In our next fiscal year, the advisory group is expected to make roughly 1,500 experienced hires and 1,000 campus hires, which includes interns and MBA students. Our hottest business units are technology consulting and cyber security. Our business applications group, particularly units working with SAP and Oracle, and risk consulting are also very busy. So is our “People and Change” group.
“People and Change” helps improve business processes by providing support to employees when infrastructural changes are made within an organization so that people can adopt those changes without hitting any speed bumps. Consultants provide learning and organizational development mostly.
No, they don’t need an MBA, although we do hire folks with MBAs who have at least four plus years of relevant experience. For experienced hires, you’ll need prior consulting experience in professional services and a specialization in a specific sector or competency. Someone with financial services and management consulting experience and a background in business strategy, for example. Having knowledge of industry-specific applications, like say Guidewire for insurance, is a big plus. Essentially, they need a functional skill-set with the consulting background.
For less experience hires, we cast a much wider net. Clients are so diverse across industries, we end up focusing on a lot of different college and MBA majors. It’s not just accounting any more. We look for people with backgrounds in computer science, engineering, economics, quants and statistics.
GPA is one barometer for likely success at the firm; it shows they applied themselves to an area of interest. But it’s equally as important to be well-rounded. We like to see profiles that say they worked while studying, because that’s real to life. Proven leadership skills are also important.
What continues to surprise me is that you still get resumes with typos and spelling mistakes. If we see that, we absolutely put the resumes into a virtual “no” pile. It’s a poor representation of their personal brand. It’s table stakes.
Then there is not targeting the resume to the job you are applying for. It shouldn’t be one size fits all. You need to draw a parallel from your experience to what they are looking for. And don’t just go into length listing responsibilities. Put yourself in the shoes of readers and imagine what they would want to see. Finally, don’t oversell yourself – you will be found out. If you are exaggerating people will call you out on that.

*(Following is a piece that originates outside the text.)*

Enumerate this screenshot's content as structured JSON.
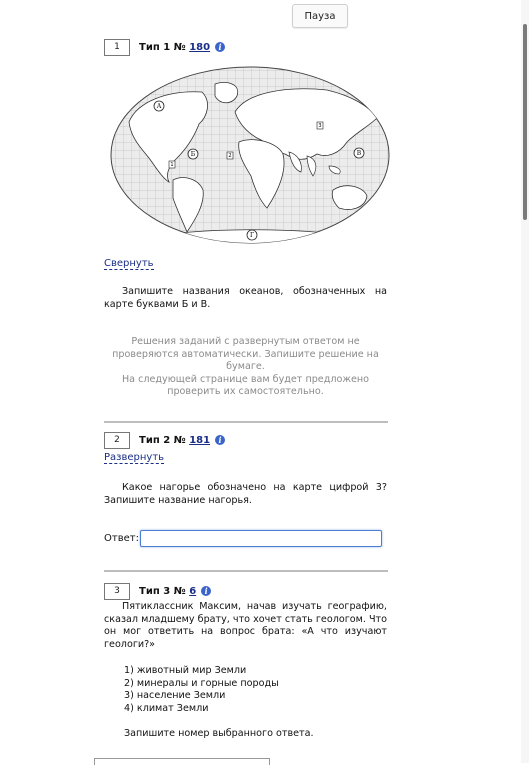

We won't rule you out if you don't have one but may if you include one that is not targeted, so if you do include one, it needs to be targeted.
What we are looking to see a person come in and demonstrate is their technical skill level. You should be prepared to come in and offer good, specific examples of the work you’ve done. We’ll have you step through a formula to approach a problem and deconstruct it. All the while getting sense of culture fit, the way they team with others, their ability to be agile and their appetite to learn. Are they inclusive and open minded?
We definitely look for a global acumen. Do you have the ability to travel? People are the product here, so we need to match the right profiles with the right clients. Sometimes it can be 80% to 100% travel, so you need to be prepared. We offer a lot of immersion training in a very inclusive environment, so people will be armed with the right tools and assets to succeed.
It’s definitely a bonus to speak another language or have worked abroad. Headline that in interview. However, if they haven’t worked overseas and that’s something they want to do, mention that as well.
We have a firm policy that we don’t conduct social media checks. Some companies are doing them though. My advice, whether they are active or not, online profile needs to represent the personal brand that you want prospective employers to see.